» INSTRUCTIONS FOR THE TASK
Please copy every line with the string "TEGP" from the entries below.

» AVAILABLE DATA

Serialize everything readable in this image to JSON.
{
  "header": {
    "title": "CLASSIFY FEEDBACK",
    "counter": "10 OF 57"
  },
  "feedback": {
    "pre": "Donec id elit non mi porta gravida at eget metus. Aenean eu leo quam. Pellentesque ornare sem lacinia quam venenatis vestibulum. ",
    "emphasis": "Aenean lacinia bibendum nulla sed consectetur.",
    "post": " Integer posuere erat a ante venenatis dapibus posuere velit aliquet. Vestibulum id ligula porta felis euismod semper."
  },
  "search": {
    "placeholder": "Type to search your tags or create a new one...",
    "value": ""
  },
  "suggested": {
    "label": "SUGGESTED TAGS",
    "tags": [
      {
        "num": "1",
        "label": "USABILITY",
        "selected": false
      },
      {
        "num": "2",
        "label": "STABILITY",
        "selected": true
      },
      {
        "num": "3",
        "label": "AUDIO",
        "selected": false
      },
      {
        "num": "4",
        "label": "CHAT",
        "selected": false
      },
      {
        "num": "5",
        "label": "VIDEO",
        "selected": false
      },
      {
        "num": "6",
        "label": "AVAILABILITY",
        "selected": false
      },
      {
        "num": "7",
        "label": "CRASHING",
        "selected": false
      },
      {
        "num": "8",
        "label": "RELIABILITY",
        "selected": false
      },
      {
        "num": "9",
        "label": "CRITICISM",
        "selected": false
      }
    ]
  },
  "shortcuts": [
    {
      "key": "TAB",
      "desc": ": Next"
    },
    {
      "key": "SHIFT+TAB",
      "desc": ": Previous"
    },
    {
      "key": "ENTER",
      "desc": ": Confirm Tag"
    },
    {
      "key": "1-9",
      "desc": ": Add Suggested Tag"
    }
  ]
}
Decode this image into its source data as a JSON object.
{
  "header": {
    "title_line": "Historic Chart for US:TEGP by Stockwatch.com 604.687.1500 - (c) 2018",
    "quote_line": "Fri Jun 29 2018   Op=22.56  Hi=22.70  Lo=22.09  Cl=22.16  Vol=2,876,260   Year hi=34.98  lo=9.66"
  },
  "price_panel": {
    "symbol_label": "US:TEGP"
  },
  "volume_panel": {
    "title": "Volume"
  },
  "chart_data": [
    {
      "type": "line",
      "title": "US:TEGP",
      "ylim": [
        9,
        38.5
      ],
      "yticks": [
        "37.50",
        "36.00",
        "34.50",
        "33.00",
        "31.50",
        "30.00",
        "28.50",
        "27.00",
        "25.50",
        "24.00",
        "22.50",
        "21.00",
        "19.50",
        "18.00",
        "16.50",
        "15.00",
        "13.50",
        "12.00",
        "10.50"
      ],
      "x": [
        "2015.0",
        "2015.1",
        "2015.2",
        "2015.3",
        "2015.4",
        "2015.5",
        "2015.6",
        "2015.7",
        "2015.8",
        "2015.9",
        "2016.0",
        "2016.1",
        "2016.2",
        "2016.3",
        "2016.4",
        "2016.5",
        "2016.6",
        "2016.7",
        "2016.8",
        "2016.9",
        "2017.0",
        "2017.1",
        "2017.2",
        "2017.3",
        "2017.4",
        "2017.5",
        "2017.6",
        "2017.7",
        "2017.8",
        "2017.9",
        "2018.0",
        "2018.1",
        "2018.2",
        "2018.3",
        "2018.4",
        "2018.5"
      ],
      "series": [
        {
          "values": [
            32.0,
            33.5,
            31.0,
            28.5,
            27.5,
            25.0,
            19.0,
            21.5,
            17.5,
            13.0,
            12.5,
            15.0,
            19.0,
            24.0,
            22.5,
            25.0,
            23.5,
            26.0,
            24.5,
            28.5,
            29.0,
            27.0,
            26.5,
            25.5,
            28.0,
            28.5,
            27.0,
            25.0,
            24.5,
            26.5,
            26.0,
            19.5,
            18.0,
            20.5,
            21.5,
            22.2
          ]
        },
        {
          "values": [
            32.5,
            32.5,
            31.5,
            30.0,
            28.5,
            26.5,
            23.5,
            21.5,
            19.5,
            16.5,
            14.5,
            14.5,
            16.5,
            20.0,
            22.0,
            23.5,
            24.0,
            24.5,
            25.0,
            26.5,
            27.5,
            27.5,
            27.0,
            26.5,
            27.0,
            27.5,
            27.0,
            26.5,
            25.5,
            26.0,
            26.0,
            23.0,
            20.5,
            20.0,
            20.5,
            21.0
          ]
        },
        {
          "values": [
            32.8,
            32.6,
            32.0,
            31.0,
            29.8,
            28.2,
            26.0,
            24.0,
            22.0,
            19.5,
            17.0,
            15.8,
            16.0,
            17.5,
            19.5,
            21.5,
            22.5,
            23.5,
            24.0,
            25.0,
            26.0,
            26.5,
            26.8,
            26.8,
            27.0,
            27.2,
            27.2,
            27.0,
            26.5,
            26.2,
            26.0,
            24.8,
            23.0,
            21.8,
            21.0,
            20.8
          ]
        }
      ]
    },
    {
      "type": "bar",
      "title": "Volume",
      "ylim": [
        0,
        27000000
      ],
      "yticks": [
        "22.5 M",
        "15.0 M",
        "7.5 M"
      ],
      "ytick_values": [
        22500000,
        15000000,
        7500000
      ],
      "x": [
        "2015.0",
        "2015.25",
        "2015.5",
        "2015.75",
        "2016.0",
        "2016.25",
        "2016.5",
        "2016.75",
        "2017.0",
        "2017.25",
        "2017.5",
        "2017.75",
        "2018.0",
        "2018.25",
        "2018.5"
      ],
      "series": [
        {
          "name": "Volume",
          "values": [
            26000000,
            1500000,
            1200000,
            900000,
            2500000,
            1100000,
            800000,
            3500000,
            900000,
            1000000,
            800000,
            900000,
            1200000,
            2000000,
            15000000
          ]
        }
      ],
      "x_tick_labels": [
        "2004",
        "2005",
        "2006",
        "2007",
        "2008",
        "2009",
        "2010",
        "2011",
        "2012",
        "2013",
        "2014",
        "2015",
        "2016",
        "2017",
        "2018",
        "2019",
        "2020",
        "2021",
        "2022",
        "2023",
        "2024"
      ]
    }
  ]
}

» REPLY TO THE TASK
    "title_line": "Historic Chart for US:TEGP by Stockwatch.com 604.687.1500 - (c) 2018",
    "symbol_label": "US:TEGP"
      "title": "US:TEGP",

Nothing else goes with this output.